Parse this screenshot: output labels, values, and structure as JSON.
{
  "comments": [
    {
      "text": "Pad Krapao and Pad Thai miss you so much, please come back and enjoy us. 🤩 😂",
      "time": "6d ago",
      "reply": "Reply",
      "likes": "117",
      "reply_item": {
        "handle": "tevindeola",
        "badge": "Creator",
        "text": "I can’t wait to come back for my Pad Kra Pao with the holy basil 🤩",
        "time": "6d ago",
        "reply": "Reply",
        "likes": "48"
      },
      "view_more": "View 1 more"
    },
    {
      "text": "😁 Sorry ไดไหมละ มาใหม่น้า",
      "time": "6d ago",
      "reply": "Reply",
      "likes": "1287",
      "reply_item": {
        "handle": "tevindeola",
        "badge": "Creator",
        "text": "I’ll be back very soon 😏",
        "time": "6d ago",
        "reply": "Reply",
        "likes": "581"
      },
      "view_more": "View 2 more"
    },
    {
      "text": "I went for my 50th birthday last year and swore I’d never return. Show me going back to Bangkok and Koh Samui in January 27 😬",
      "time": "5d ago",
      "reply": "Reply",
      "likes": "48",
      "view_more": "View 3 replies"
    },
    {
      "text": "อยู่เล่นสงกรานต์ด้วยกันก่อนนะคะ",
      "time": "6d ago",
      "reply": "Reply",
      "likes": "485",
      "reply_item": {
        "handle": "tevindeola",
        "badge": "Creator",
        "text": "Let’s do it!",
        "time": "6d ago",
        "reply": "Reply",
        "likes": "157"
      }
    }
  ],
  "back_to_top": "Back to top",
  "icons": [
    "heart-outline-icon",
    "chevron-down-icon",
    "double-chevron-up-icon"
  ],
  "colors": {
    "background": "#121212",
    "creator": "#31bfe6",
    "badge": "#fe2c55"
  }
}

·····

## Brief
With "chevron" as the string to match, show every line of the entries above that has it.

## Task solution
    "chevron-down-icon",
    "double-chevron-up-icon"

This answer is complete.